> _The records_:
-------------------------
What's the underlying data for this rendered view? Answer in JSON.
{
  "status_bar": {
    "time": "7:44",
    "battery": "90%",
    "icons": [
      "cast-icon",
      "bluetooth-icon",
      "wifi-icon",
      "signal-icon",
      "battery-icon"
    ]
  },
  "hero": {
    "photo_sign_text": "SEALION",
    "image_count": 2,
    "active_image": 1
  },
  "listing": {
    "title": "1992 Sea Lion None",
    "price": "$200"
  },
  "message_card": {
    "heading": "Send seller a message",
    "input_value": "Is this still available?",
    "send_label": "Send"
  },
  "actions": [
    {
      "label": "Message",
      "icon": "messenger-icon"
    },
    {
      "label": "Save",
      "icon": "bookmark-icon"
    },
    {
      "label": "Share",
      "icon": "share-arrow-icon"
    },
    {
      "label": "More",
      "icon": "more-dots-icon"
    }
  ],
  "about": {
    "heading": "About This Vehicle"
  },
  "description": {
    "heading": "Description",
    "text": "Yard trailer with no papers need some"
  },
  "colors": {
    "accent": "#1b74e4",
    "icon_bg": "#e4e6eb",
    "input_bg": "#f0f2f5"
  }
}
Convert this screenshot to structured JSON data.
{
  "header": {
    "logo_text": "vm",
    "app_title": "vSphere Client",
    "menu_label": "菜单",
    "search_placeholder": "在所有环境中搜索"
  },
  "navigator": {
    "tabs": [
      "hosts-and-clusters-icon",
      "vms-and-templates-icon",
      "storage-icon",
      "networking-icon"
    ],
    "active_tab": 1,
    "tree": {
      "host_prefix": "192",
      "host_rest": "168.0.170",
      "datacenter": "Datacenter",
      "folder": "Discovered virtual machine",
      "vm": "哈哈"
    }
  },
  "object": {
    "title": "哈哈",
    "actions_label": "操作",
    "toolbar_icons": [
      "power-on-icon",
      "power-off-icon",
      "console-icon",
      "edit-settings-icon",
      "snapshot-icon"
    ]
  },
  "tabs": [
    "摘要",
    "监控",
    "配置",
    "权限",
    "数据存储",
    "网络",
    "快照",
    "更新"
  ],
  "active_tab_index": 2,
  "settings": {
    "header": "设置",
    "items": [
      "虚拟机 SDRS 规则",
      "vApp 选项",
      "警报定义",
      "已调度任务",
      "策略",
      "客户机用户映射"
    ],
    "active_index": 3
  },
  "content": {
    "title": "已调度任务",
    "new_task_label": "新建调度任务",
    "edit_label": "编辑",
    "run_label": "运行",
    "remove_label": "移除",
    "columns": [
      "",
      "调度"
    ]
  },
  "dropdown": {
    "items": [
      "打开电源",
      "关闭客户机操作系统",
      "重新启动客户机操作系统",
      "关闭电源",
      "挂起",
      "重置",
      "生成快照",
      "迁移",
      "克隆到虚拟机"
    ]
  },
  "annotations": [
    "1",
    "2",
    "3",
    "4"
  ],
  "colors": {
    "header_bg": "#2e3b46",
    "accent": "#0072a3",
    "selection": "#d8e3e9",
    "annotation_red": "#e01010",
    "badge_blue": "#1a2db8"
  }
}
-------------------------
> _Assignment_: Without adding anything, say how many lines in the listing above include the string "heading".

> _Answer to the problem_: 3